Syria's Assad makes rare public appearance

In this photo released by the Syrian official news agency SANA, May 1, 2013, President Bashar Assad, right, visits the Umayyad Electrical Station in Damascus.

AMMAN, Jordan Syrian President Bashar Assad made a rare public appearance Wednesday, visiting a Damascus power station just a day after a powerful bomb hit the capital, Syria's state television reported.

The broadcast showed Assad speaking to staff on the occasion of International Workers Day, or May Day, at the Umayyad Electrical Station in the Tishrin Park district. Similar still images also appeared on a page used by the Syrian presidency on the popular social network Facebook.

At least 14 people were killed in the bomb blast on Tuesday -- the second attack in the heart of the capital, Assad's seat of power, in just two days.

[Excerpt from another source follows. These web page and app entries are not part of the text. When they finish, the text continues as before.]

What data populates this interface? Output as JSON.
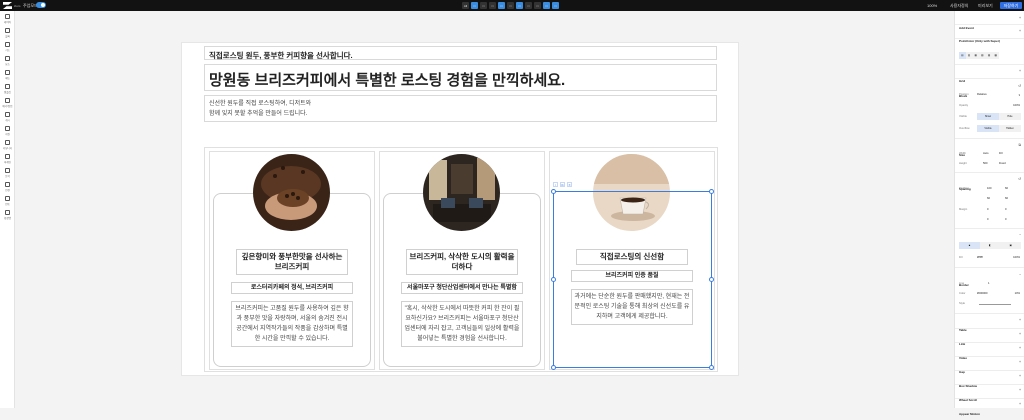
{
  "topbar": {
    "logo_text": "zium",
    "realtime_label": "주업모드",
    "devices": [
      "All",
      "□",
      "□",
      "□",
      "□",
      "□",
      "□",
      "□",
      "□",
      "□",
      "□"
    ],
    "zoom": "100%",
    "link_1": "사용자정의",
    "link_2": "미리보기",
    "publish": "저장하기"
  },
  "leftbar": {
    "items": [
      {
        "label": "레이어"
      },
      {
        "label": "블록"
      },
      {
        "label": "기능"
      },
      {
        "label": "요소"
      },
      {
        "label": "메뉴"
      },
      {
        "label": "템플릿"
      },
      {
        "label": "배너/팝업"
      },
      {
        "label": "게시"
      },
      {
        "label": "자원"
      },
      {
        "label": "커뮤니티"
      },
      {
        "label": "마케팅"
      },
      {
        "label": "분석"
      },
      {
        "label": "연결"
      },
      {
        "label": "연동"
      },
      {
        "label": "확장앱"
      }
    ]
  },
  "canvas": {
    "subtitle": "직접로스팅 원두, 풍부한 커피향을 선사합니다.",
    "headline": "망원동 브리즈커피에서 특별한 로스팅 경험을 만끽하세요.",
    "description_line1": "신선한 원두를 직접 로스팅하여, 디저트와",
    "description_line2": "함께 잊지 못할 추억을 만들어 드립니다.",
    "cards": [
      {
        "title": "깊은향미와 풍부한맛을 선사하는 브리즈커피",
        "subtitle": "로스터리카페의 정석, 브리즈커피",
        "body": "브리즈커피는 고품질 원두를 사용하여 깊은 향과 풍부한 맛을 자랑하며, 서울의 숨겨진 전시 공간에서 지역작가들의 작품을 감상하며 특별한 시간을 만끽할 수 있습니다."
      },
      {
        "title": "브리즈커피, 삭삭한 도시의 활력을 더하다",
        "subtitle": "서울마포구 청단산업센터에서 만나는 특별함",
        "body": "\"혹시, 삭삭한 도시에서 따뜻한 커피 한 잔이 필요하신가요? 브리즈커피는 서울마포구 청단산업센터에 자리 잡고, 고객님들의 일상에 활력을 불어넣는 특별한 경험을 선사합니다."
      },
      {
        "title": "직접로스팅의 신선함",
        "subtitle": "브리즈커피 인증 품질",
        "body": "과거에는 단순한 원두를 판매했지만, 현재는 전문적인 로스팅 기술을 통해 최상의 신선도를 유지하며 고객에게 제공합니다."
      }
    ],
    "selection_tools": [
      "↕",
      "⧉",
      "✕"
    ]
  },
  "rightbar": {
    "add_event": "Add Event",
    "point_color": "PointColor (Only with Super)",
    "alignment": "Alignment",
    "grid": "Grid",
    "block": "Block",
    "position_label": "Position",
    "position_value": "Relative",
    "opacity_label": "Opacity",
    "opacity_value": "100%",
    "visible_label": "Visible",
    "visible_show": "Show",
    "visible_hide": "Hide",
    "overflow_label": "Overflow",
    "overflow_visible": "Visible",
    "overflow_hidden": "Hidden",
    "size": "Size",
    "width_label": "Width",
    "width_value": "Auto",
    "width_unit": "Fill",
    "height_label": "Height",
    "height_value": "500",
    "height_unit": "Fixed",
    "spacing": "Spacing",
    "padding_label": "Padding",
    "padding_top": "100",
    "padding_side": "60",
    "margin_label": "Margin",
    "margin_value": "0",
    "background": "Background",
    "fill_label": "Fill",
    "fill_value": "#ffffff",
    "fill_opacity": "100%",
    "border": "Border",
    "border_line_label": "Line",
    "border_line_value": "1",
    "border_color_label": "Color",
    "border_color_value": "#000000",
    "border_opacity": "10%",
    "border_style_label": "Style",
    "table": "Table",
    "link": "Link",
    "video": "Video",
    "gap": "Gap",
    "box_shadow": "Box Shadow",
    "wheel_scroll": "Wheel Scroll",
    "appear_motion": "Appear Motion"
  }
}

There were reports of two more explosions in the Syrian capital on Wednesday. The Al-Arabiya television network reported two blasts near a security headquarters building in the central Bab Masli area of Damascus. CBS News could not immediately confirm the report.

Rebels seeking to topple Assad have been trying to create a supply line from Jordan, so that arms bought by Saudi Arabia and Qatar can be shipped in for assaults on the city they hope to capture.

The television showed Assad, confident and wearing a dark business suit, talking with workers and shaking their hands. Later he is shown encircled by the staff in a garden.

Meanwhile, the Turkey-based Syrian National Coalition, in its first public response, rebuked the leader of Lebanon's Hezbollah militant group, a day after he said that Syrian rebels will not be able to defeat Assad's regime militarily.

Sheik Hassan Nasrallah had warned that Syria's "real friends," including his Iranian-backed militant group, could intervene on the government's side if the need arises.


The coalition said it hoped Hezbollah would stay out of the Syrian war, and urged Lebanon to "control its borders and urgently stop, through all available means, the military operations attributed to Hezbollah in areas close to the Syrian border."

It also blamed Assad's regime for "destroying" religious Muslim and Christian sites.

Hezbollah, a powerful Shiite Muslim group, is known to be backing Syrian government forces in Shiite villages near the Lebanese border against the mostly Sunni rebels fighting to topple Assad. But Nasrallah's comments were the strongest indication yet that his group is ready to intervene more substantially on the side of Assad's embattled regime.

"You will not be able to take Damascus by force and you will not be able to topple the regime militarily. This is a long battle," Nasrallah said, addressing the Syrian opposition. "Syria has real friends in the region and in the world who will not allow Syria to fall in the hands of America or Israel or the Takfiris."

Takfiris is a term used to refer to followers of an al Qaeda-like extremist ideology.

Hezbollah and Iran are close allies of Assad. Rebels have accused both of them of sending fighters to assist Syrian troops trying to crush the 2-year-old anti-Assad uprising, which the U.N. says has killed more than 70,000 people.